The Retail Property Sector Is Recovering

The retail property sector in Washington, DC, is slowly recovering from the decline seen in the early part of this decade. While the market in downtown D.C. is struggling with decreased foot traffic, mixed-use areas are recovering faster. This is partly because mixed-use areas have a higher concentration of residential tenants. The first quarter of 2021 saw an increase in absorption in the mixed-use submarket. Despite this, office-heavy submarkets again accounted for the negative absorption rate for the quarter.

The multi-family market in DC is expected to continue its recovery. However, hotel valuations are likely to remain volatile during the recovery. There are many factors affecting the overall market. Supply chain shortages and rising construction costs will continue to affect the market. Rising interest rates and increasing labor shortages are also expected to impact the market. In addition, the mayor's office has prioritized the support of sagging sectors and increased housing affordability.

Office Sector Is Recovering

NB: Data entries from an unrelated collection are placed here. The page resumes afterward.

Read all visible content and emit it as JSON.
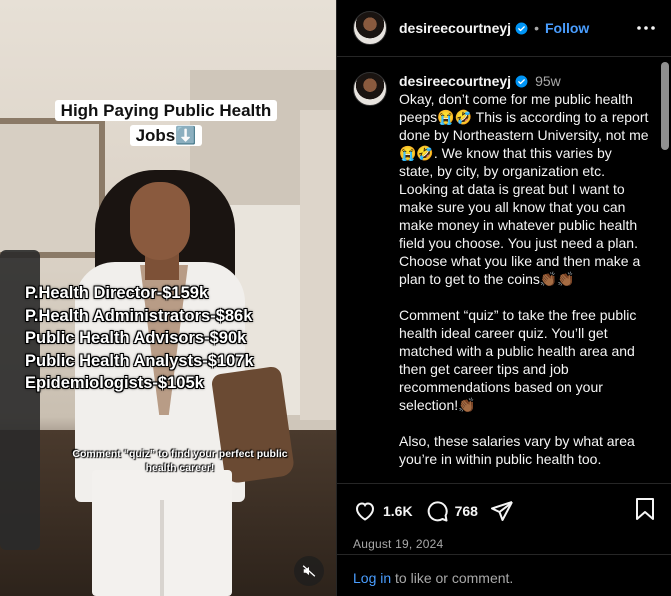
{
  "media": {
    "title": "High Paying Public Health Jobs⬇️",
    "salaries": [
      "P.Health Director-$159k",
      "P.Health Administrators-$86k",
      "Public Health Advisors-$90k",
      "Public Health Analysts-$107k",
      "Epidemiologists-$105k"
    ],
    "caption": "Comment “quiz” to find your perfect public health career!"
  },
  "header": {
    "username": "desireecourtneyj",
    "separator": "•",
    "follow_label": "Follow"
  },
  "post": {
    "username": "desireecourtneyj",
    "time_ago": "95w",
    "paragraphs": [
      "Okay, don’t come for me public health peeps😭🤣 This is according to a report done by Northeastern University, not me😭🤣. We know that this varies by state, by city, by organization etc. Looking at data is great but I want to make sure you all know that you can make money in whatever public health field you choose. You just need a plan. Choose what you like and then make a plan to get to the coins👏🏾👏🏾",
      "Comment “quiz” to take the free public health ideal career quiz. You’ll get matched with a public health area and then get career tips and job recommendations based on your selection!👏🏾",
      "Also, these salaries vary by what area you’re in within public health too."
    ]
  },
  "actions": {
    "likes": "1.6K",
    "comments": "768",
    "date": "August 19, 2024"
  },
  "login": {
    "link_label": "Log in",
    "suffix": " to like or comment."
  },
  "colors": {
    "accent": "#4a9eff",
    "background": "#000000",
    "secondary_text": "#a8a8a8"
  },
  "icons": [
    "verified-badge-icon",
    "more-options-icon",
    "heart-icon",
    "comment-icon",
    "share-icon",
    "bookmark-icon",
    "muted-speaker-icon"
  ]
}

The office sector is recovering in the District, albeit slowly. Its availability rate is at an all-time high, 15 percent, according to Colliers International. That figure doesn't include employees who do not show up for work. The city is also celebrating the one-year anniversary of COVID next month. Most of the offices in Manhattan sit vacant for most of the day. And because the rollout of COVID is still on a shaky footing, it's likely to remain this way for a while.

The office sector in Washington, DC, has been suffering in recent years from a decline in demand and a spike in vacancy, which is tilting the dynamics against landlords. Despite this, experts see signs of recovery. New Q1 reports show that office absorption declined slightly in the D.C. metropolitan area, and mixed-use submarkets began to recover.

Office Occupancy Rates Are Nearing Pre-pandemic Levels

The office market has shown signs of stabilization recently, with leasing and construction activity stable in the First District. However, when the outlook for the future deteriorated, leasing activity declined significantly. With more clarity in the market, office tenants have approached their leasing decisions with more confidence. While the changes in office space requirements varied by neighborhood, overall occupancy rates have been below pre-pandemic levels in the downtown areas.

Long-term Rental Properties Are Becoming More Popular

As the Millennials' population grows, the rental market is set to see a continued upward trend. The third quarter of 2019 saw a growth in the dollar volume of multifamily transactions by 9%. The Harvard report on the rental market includes a range of statistics but not Covid-19 era data. Despite the positive trend, the rising demand for housing will not prevent prices from rising.

Rents in Washington DC have increased by 1.1% in the past month and 5.7% over the same period last year. The median rent in DC now stands at $1,838 for a one-bedroom apartment and $1,816 for a two-bedroom apartment. However, the growth rate lags the national average of 10.0%.

 

Follow Us

 

Like what you see?

Hit the buttons below to follow us, you won't regret it...